Text Analysis

You’ll then develop your text analysis skills, learning the basics of regular expressions and natural language processing.

Other Fun Stuff

You’ll wrap up the program by learning skills that don’t have obvious curriculum categories. First, you’ll experience common machine learning pitfalls and how to fix them in real-life workflows. Then A/B testing, a critical skill for successful online experiments. Then, web scraping, which is a hacky but effective way of importing data on the internet. Next, you’ll learn how to analyze data that has a geographic component to it. Finally, you’ll learn an exciting new data analysis tool.

Frame: blog posts and YouTube videos

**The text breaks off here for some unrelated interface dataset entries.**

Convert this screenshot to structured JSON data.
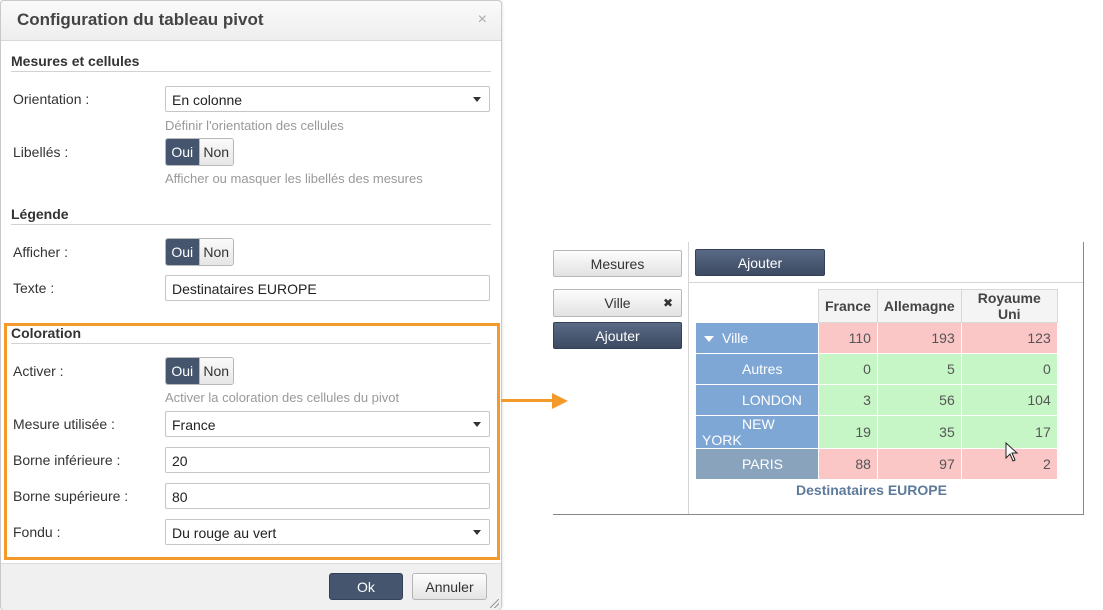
{
  "dialog": {
    "title": "Configuration du tableau pivot",
    "close_glyph": "×",
    "sections": {
      "measures": "Mesures et cellules",
      "legend": "Légende",
      "coloring": "Coloration"
    },
    "orientation": {
      "label": "Orientation :",
      "value": "En colonne",
      "help": "Définir l'orientation des cellules"
    },
    "labels": {
      "label": "Libellés :",
      "yes": "Oui",
      "no": "Non",
      "help": "Afficher ou masquer les libellés des mesures"
    },
    "legend_show": {
      "label": "Afficher :",
      "yes": "Oui",
      "no": "Non"
    },
    "legend_text": {
      "label": "Texte :",
      "value": "Destinataires EUROPE"
    },
    "activate": {
      "label": "Activer :",
      "yes": "Oui",
      "no": "Non",
      "help": "Activer la coloration des cellules du pivot"
    },
    "measure_used": {
      "label": "Mesure utilisée :",
      "value": "France"
    },
    "lower_bound": {
      "label": "Borne inférieure :",
      "value": "20"
    },
    "upper_bound": {
      "label": "Borne supérieure :",
      "value": "80"
    },
    "fade": {
      "label": "Fondu :",
      "value": "Du rouge au vert"
    },
    "ok_label": "Ok",
    "cancel_label": "Annuler",
    "highlight_color": "#f39a2b",
    "accent_color": "#45556e"
  },
  "pivot": {
    "measures_button": "Mesures",
    "add_top_button": "Ajouter",
    "ville_chip": "Ville",
    "chip_remove": "✖",
    "add_side_button": "Ajouter",
    "columns": [
      "France",
      "Allemagne",
      "Royaume Uni"
    ],
    "rows": [
      {
        "label": "Ville",
        "values": [
          "110",
          "193",
          "123"
        ],
        "colors": [
          "red",
          "red",
          "red"
        ]
      },
      {
        "label": "Autres",
        "values": [
          "0",
          "5",
          "0"
        ],
        "colors": [
          "green",
          "green",
          "green"
        ]
      },
      {
        "label": "LONDON",
        "values": [
          "3",
          "56",
          "104"
        ],
        "colors": [
          "green",
          "green",
          "green"
        ]
      },
      {
        "label": "NEW YORK",
        "values": [
          "19",
          "35",
          "17"
        ],
        "colors": [
          "green",
          "green",
          "green"
        ]
      },
      {
        "label": "PARIS",
        "values": [
          "88",
          "97",
          "2"
        ],
        "colors": [
          "red",
          "red",
          "red"
        ]
      }
    ],
    "caption": "Destinataires EUROPE",
    "low_color": "#fbc6c6",
    "high_color": "#c6f6c6"
  }
}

Interspersed between the resources above are blog posts and YouTube videos. These high-level resources frame your new skills in the context of the data industry in real life.

Assess: adaptive tests

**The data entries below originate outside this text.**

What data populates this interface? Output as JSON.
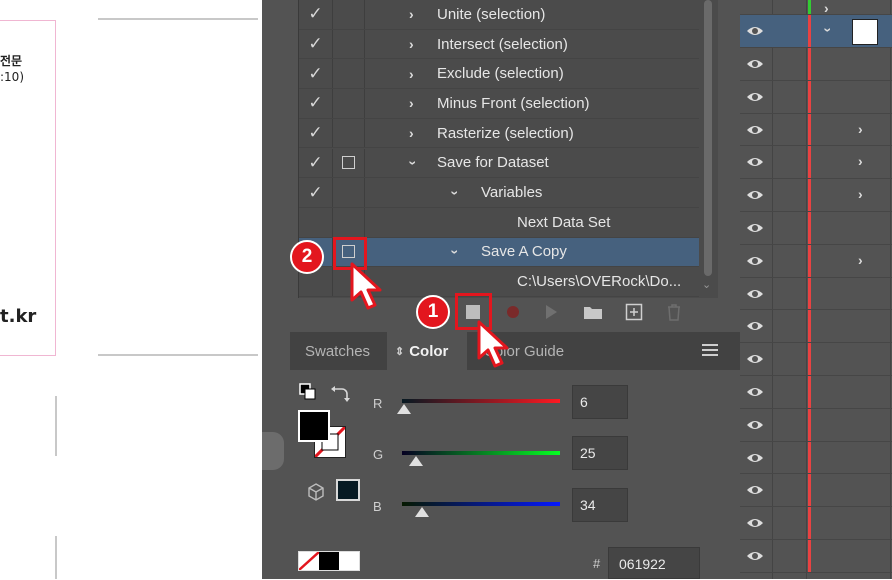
{
  "canvas": {
    "text_line1": "전문",
    "text_line2": ":10)",
    "text_line3": "t.kr"
  },
  "actions": {
    "rows": [
      {
        "label": "Unite (selection)",
        "checked": true,
        "dialog": false
      },
      {
        "label": "Intersect (selection)",
        "checked": true,
        "dialog": false
      },
      {
        "label": "Exclude (selection)",
        "checked": true,
        "dialog": false
      },
      {
        "label": "Minus Front (selection)",
        "checked": true,
        "dialog": false
      },
      {
        "label": "Rasterize (selection)",
        "checked": true,
        "dialog": false
      },
      {
        "label": "Save for Dataset",
        "checked": true,
        "dialog": true
      },
      {
        "label": "Variables",
        "checked": true,
        "dialog": false
      },
      {
        "label": "Next Data Set",
        "checked": false,
        "dialog": false
      },
      {
        "label": "Save A Copy",
        "checked": false,
        "dialog": true
      },
      {
        "label": "C:\\Users\\OVERock\\Do...",
        "checked": false,
        "dialog": false
      }
    ]
  },
  "color_panel": {
    "tabs": [
      "Swatches",
      "Color",
      "Color Guide"
    ],
    "active_tab": "Color",
    "r_label": "R",
    "g_label": "G",
    "b_label": "B",
    "r_value": "6",
    "g_value": "25",
    "b_value": "34",
    "r_level": 0.024,
    "g_level": 0.098,
    "b_level": 0.133,
    "hex_prefix": "#",
    "hex_value": "061922",
    "fill_color": "#000000",
    "out_of_gamut_swatch": "#061922"
  },
  "callouts": {
    "badge1": "1",
    "badge2": "2",
    "color": "#e3161e"
  },
  "icons": {
    "actions_toolbar": [
      "stop-icon",
      "record-icon",
      "play-icon",
      "folder-icon",
      "new-action-icon",
      "trash-icon"
    ]
  }
}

After you learn a new skill and frame that new skill, you’ll then assess how proficient you are at this new skill. You’ll use DataCamp Signal, a new adaptive testing tool launched in 2019. You’ll mainly use this tool to:

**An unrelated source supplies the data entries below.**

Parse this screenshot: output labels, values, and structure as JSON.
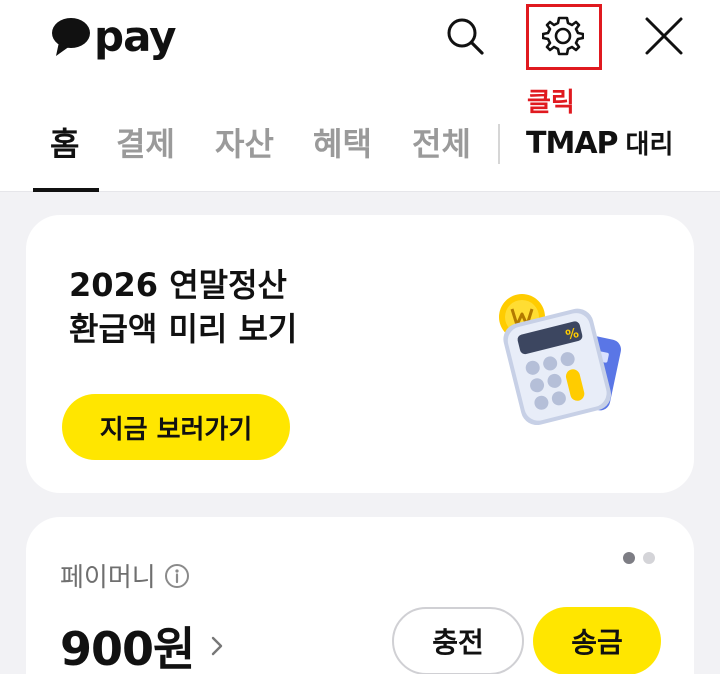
{
  "header": {
    "logo_text": "pay",
    "icons": [
      "search-icon",
      "gear-icon",
      "close-icon"
    ],
    "annotation": "클릭",
    "annotation_color": "#e0191f"
  },
  "tabs": {
    "items": [
      {
        "label": "홈",
        "active": true
      },
      {
        "label": "결제",
        "active": false
      },
      {
        "label": "자산",
        "active": false
      },
      {
        "label": "혜택",
        "active": false
      },
      {
        "label": "전체",
        "active": false
      }
    ],
    "tmap_brand": "TMAP",
    "tmap_sub": "대리"
  },
  "banner": {
    "title_line1": "2026 연말정산",
    "title_line2": "환급액 미리 보기",
    "button_label": "지금 보러가기",
    "illustration": "calculator-coin-card-illustration"
  },
  "money": {
    "label": "페이머니",
    "balance": "900원",
    "charge_label": "충전",
    "send_label": "송금",
    "carousel_pages": 2,
    "carousel_current": 1
  },
  "colors": {
    "accent": "#ffe600",
    "text": "#111111",
    "muted": "#9a9a9a",
    "background": "#f2f2f5"
  }
}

  • Create a digital transcript using your test scores to prove what you learned.
  • Track your scores throughout the curriculum to visualize and gamify your progress.
From the DataCamp Signal white paper: “Assessment results include a score (0–200), a percentile (0%-100%), and an associated knowledge level (Novice, Intermediate, Advanced).”
The screen before you start DataCamp’s Python Programming assessment.
My Python skills measured over time. June 8th: A little rusty. June 9th: After refreshing my skills, I scored 149 (95th percentile). December 24th: Rusty again (plus a little tired). Just like any skill, your data skills can erode over time if you don’t keep them sharp!

Create: self-directed projects

Here’s where you’ll set yourself apart from the crowd.

  • Grading is hard. How do I know if my work is correct?
DataCamp Signal telling me my current strengths and skill gaps for Python programming.
How we’ll collaborate in Deepnote.

Career services

The final piece that weaves the curriculum together is Build a Career in Data Science by Emily Robinson and Jacqueline Nolis. Published in March 2020, it’s comprehensive and up-to-date. It even has an accompanying podcast.

  • Part 2: Finding Your Data Science Job
  • Part 3: Settling Into Data Science
  • Part 4: Growing in Your Data Science Role

How I created the curriculum

My process for curating this curriculum started with two questions:

  1. What are the best resources for learning those subjects?

Next steps

Interested in taking the program? Here are your next steps:

  • Follow the steps in this post to set up your learning experience.
  • Start learning.

Curating the internet’s best data science program.